To an extent, that’s true of the A5. This is not a driver’s car to fire the imagination, prompt endless long-way-home detours or have you browsing trackday dates for the Brands Hatch Grand Prix circuit. But this is neither a surprise nor the product of any real engineering shortcoming – Audi knows its customers, and most are far more interested in breathtaking refinement and a knockout interior than ultimate brake-pedal fidelity or on-the-limit adjustability. But to dismiss the A5 as stodgy would be wrong. Front-wheel drive it may be but there’s grip and composure and real cross-country ability here, not to mention the enormous feelgood factor born of the handsome design inside and out. It just needs more power, all-wheel drive and a less vexing list price.

4-series a5 static

The A5 could also use a rival less rounded and talented than the new 4-series. BMW’s is an impressive and desirable new coupe now able to match the Audi for cockpit quality and refinement while trumping it on core BMW values.

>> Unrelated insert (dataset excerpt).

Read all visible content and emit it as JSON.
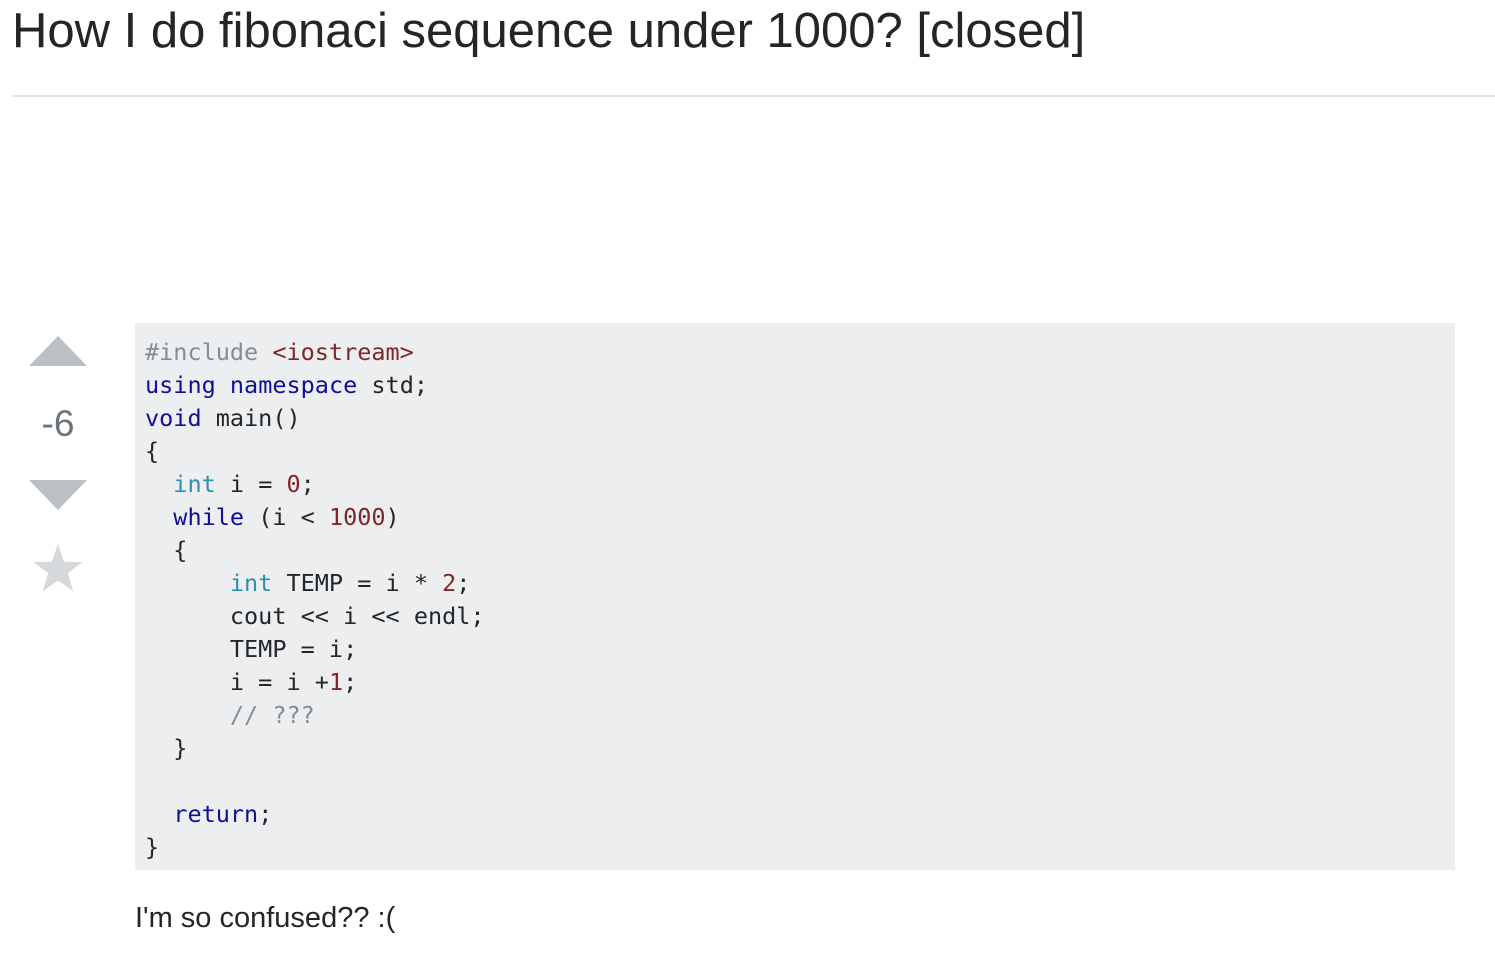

The 420i’s interior feels largely cribbed from the 8-series, and if it doesn’t feel special enough to go up against 911s and Bentleys in the 8, it feels pretty special at this price point, the G22’s reassuringly traditional volumes (high ‘n’ wide transmission tunnel, slim side glass) dragged into 2021 by the neatly integrated infotainment screen, sci-fi ambient lighting and crisply resolved design.

And if some of the materials feel cheap after the Audi (beige textured plastic!) find solace in this being one of the best infotainment set-ups out there. Oh how we mocked the multiple control methods, using them as a stick with which to beat BMW for a lack of decisiveness. But it was right and we were wrong. Touch, voice, gesture and iDrive are all valid means of communicating with the 4-series, and if they’re effective individually, they’re particularly
convincing in combination.

The 4 lands its knockout blow on the road. Adaptive dampers mean it rides better. The stiff body shrugs off even the most awkward, asymmetrical hits, while the suspension damps wheel movements in a single cycle. And though the under-nourished engine will leave you yearning for a six, the BMW’s poise, accuracy, grip and fluency all add up to a more satisfying and addictive driving experience.

BMW 4-series vs Audi A5: verdict

4-series a5 verdict

First place
BMW 420i M Sport
Better to drive, yes, but the BMW’s also roomier in the back, quieter and has better ergonomics. It wins.

Second place
Audi A5
Handsome inside and out and no dud to drive. But the ageing A5 struggles against fresh Munich metal.

By Ben Miller

The editor of CAR magazine, story-teller, average wheel count of three